Returning To Work After Bariatric Surgery
Bariatric surgery is major surgery and it represents a significant life change. As a result, we recommend that patients take their time when resuming their former activities, including going back to work. If at all possible, we suggest that patients speak to their employer candidly, making them understand how bariatric surgery will affect their life, and how those challenges do require time and patience.
We also understand that patients wish return to work as soon as possible, getting back into a familiar routine, restarting their income, or possibly having pressures or expectations from their workplace. Typically, we recommend that patients wait between 1-2 weeks (for Lap-Band procedures) to 2-4 weeks (for stapled procedures such as gastric sleeve or bypass) before returning to their jobs. This assumes that the job does not require strenuous activity. A waiting period of at least 6 weeks is required for jobs that include lifting over 25 pounds. Returning to work should only happen upon clearance from our office.
Patients should expect to face a few minor challenges when returning to work. These may include:
- Sticking to the diet. Some patients will return to work while they’re still on modified diet. This will require some extra effort in preparing lunchtime meals to ensure that they both receive the nutritional intake that is expected, but also avoid less healthy temptations. Being in the office environment can make it more difficult to follow post- surgical guidelines, especially when coworkers do not have the same restrictions.
- Sticking to the exercise plan. With a typical work day of 8 to 9 hours spent behind a desk, it can be hard to find time for exercise. Lunch breaks are the easiest way to get out of the office. Walking to a nearby park, standing at your desk and moving throughout the day, or parking a few extra spots away can all add up. Movement, especially soon after surgery, is crucial to your ongoing recovery, and ultimately in maintaining your new lifestyle changes.

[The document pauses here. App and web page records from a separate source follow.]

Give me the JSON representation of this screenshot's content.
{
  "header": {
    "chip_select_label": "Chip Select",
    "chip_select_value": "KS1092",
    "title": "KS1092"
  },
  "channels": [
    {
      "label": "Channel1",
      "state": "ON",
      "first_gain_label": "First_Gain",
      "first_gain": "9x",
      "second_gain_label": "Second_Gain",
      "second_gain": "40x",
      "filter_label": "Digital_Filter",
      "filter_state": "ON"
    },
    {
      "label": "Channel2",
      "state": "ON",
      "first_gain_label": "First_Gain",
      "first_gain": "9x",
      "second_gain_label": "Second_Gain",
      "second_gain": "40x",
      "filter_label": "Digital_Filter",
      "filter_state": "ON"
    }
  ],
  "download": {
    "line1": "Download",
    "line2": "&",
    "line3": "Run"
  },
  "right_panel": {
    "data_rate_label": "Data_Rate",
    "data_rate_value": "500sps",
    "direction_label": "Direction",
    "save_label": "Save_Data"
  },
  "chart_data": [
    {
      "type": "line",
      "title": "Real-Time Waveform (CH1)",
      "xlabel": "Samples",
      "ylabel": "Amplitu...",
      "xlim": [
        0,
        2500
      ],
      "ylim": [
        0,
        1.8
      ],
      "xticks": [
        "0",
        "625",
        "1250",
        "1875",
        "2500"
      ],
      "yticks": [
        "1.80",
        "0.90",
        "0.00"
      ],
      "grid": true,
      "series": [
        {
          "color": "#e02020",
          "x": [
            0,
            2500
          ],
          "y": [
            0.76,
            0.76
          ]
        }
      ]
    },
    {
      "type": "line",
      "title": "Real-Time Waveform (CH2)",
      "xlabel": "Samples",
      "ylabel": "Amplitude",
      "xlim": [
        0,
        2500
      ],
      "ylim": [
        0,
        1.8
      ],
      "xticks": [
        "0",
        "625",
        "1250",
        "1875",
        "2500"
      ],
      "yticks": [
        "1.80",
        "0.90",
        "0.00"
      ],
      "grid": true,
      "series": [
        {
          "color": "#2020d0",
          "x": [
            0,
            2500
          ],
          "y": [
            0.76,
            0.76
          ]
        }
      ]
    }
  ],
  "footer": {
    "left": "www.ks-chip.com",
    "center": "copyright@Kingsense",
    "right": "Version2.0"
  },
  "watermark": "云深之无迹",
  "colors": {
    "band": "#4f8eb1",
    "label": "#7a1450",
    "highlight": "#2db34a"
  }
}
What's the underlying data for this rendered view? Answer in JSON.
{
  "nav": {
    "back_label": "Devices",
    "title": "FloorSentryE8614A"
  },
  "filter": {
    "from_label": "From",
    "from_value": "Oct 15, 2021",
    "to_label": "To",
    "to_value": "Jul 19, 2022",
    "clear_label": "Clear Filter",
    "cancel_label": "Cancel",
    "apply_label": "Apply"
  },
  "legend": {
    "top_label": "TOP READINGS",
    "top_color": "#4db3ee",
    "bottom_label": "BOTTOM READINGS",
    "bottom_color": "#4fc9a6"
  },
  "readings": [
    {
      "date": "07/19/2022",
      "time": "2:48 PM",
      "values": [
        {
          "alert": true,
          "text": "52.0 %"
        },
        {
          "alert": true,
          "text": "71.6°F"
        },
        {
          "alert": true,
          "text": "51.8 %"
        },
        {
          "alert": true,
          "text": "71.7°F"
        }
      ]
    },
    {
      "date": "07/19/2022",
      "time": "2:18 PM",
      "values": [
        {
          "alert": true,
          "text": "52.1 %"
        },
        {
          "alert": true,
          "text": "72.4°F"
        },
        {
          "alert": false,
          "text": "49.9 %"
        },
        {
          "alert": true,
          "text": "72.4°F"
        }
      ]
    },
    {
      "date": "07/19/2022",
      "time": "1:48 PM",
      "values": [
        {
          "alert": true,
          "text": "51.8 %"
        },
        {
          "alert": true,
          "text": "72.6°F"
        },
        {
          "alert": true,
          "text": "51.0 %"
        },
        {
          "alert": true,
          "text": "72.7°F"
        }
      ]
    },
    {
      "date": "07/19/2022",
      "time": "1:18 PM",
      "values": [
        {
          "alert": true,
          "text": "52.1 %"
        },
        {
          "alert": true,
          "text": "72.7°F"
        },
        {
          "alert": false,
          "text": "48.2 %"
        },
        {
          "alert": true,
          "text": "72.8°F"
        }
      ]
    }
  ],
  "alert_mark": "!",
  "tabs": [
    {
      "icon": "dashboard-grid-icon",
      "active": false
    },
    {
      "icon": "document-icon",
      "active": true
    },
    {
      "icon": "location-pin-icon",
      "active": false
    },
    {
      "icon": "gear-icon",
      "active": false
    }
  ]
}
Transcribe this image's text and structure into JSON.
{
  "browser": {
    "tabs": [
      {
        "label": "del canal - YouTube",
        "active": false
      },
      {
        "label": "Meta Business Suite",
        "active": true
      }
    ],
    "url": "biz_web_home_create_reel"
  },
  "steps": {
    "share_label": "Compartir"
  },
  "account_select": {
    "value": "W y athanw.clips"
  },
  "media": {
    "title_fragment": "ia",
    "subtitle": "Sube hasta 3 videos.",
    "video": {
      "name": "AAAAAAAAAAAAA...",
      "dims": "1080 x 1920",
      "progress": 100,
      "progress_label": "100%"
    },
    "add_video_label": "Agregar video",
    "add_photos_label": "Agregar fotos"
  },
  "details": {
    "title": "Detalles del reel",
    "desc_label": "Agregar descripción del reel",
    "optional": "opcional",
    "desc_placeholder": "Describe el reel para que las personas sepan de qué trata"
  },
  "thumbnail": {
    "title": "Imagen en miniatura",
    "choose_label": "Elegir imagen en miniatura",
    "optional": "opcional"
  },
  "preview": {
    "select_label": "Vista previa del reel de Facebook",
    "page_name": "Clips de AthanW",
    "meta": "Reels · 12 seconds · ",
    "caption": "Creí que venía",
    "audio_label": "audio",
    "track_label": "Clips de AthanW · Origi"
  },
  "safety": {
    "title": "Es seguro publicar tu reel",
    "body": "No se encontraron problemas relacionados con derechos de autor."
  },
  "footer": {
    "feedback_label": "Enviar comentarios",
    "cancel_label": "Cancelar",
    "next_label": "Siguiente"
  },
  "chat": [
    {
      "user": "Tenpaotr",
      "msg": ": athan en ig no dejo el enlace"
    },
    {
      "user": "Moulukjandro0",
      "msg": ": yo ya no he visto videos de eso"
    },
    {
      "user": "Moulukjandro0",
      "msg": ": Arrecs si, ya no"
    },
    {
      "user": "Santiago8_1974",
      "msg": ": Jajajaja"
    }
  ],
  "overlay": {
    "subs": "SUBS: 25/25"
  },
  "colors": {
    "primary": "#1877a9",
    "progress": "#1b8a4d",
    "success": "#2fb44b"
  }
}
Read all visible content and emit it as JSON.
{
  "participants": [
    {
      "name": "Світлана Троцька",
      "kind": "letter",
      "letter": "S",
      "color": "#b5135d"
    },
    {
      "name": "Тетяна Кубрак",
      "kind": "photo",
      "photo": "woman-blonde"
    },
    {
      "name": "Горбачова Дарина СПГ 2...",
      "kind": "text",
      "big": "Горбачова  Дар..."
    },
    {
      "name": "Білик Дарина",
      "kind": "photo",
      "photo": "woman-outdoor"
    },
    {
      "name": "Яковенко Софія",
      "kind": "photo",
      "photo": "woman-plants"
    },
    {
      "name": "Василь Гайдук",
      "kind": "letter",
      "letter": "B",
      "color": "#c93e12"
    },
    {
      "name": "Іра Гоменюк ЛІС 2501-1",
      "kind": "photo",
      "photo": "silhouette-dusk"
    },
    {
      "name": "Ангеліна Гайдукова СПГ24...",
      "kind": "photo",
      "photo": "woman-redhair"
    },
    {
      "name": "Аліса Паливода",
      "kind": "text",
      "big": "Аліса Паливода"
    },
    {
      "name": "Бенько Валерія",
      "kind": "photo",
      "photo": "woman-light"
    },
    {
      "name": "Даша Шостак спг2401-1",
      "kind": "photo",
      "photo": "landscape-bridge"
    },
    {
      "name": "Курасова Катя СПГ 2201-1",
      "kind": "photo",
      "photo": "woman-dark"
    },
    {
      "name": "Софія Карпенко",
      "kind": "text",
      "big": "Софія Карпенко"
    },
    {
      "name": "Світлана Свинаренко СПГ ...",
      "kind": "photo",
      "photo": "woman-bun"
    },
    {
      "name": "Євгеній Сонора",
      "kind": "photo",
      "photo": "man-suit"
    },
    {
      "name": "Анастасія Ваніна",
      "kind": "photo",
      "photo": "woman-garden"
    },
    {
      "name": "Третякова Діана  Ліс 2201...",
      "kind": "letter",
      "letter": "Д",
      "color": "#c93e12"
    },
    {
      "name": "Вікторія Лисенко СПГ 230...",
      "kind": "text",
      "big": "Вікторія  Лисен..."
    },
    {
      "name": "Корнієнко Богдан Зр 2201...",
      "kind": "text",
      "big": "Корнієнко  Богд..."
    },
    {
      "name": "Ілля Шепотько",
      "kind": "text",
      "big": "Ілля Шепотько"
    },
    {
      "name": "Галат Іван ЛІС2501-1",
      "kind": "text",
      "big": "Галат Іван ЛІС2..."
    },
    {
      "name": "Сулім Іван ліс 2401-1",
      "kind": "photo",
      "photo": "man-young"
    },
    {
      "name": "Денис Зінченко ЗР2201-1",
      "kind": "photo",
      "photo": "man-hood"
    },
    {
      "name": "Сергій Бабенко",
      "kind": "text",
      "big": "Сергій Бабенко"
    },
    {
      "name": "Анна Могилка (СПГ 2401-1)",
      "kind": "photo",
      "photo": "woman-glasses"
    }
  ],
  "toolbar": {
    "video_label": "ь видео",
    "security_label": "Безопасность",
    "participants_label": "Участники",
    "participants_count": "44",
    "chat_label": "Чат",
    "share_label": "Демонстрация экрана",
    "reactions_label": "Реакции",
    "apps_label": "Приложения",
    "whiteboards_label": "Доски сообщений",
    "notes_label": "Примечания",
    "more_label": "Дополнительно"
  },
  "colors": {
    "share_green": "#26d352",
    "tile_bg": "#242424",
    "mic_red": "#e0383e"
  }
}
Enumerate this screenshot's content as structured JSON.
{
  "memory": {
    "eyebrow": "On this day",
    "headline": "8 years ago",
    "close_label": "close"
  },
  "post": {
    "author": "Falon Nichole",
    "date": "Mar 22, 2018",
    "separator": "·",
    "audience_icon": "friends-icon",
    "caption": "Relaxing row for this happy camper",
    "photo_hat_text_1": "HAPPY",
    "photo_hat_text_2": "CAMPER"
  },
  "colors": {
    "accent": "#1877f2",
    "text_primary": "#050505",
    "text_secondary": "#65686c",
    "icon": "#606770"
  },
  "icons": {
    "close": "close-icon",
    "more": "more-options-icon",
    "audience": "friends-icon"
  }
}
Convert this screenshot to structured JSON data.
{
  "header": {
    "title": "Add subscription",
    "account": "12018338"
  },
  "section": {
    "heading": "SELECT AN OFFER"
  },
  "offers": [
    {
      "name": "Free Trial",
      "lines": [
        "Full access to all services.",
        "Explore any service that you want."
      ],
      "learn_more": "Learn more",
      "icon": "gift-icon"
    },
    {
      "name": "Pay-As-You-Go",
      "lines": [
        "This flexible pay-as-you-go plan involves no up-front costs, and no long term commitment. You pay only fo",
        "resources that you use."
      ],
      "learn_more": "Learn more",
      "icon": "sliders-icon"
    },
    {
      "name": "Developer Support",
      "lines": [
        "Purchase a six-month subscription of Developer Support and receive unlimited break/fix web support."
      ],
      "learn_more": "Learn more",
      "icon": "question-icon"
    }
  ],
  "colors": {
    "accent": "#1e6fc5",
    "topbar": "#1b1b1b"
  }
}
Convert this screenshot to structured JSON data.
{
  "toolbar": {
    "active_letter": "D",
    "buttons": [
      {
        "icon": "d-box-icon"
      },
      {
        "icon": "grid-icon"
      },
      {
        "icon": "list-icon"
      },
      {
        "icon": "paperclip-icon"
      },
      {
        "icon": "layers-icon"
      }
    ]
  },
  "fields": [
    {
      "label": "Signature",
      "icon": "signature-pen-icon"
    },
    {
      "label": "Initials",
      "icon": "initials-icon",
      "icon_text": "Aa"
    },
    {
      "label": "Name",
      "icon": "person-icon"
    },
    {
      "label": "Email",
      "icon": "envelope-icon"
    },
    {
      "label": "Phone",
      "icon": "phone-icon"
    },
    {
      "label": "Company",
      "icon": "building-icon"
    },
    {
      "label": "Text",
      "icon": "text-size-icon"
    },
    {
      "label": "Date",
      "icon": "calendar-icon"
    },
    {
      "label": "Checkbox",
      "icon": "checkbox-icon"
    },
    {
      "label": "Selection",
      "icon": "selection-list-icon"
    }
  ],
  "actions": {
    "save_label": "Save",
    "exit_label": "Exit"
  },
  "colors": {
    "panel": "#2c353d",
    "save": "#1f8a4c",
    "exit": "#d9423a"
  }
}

- Energy levels. Maintaining motivation and high energy levels may also be a consideration, especially when first returning to work. While patients may be fully recovered, it may take several weeks or even months to feel “back to normal” both mentally and physically. Remember, during this time, patients have not only modified their diet and exercise regimen, they are also going through many psychological changes that will affect themselves and those around them.
- For some, stress at work may be a daily reality. Stress is a significant contributor to excess weight, both for psychological and physical reasons. As such, we encourage patients to begin learning stress management techniques. Anything from simple breathing exercises to full-on physical exercise is helpful.
Oftentimes, patients who are most successful at returning to work are those who prepare themselves and those around them for life after bariatric surgery. Speaking to managers as well as coworkers can go a long way in helping them understand how life will change professionally and personally after surgery. With any luck, not only will they be supportive, but actively engaged in the patient’s success.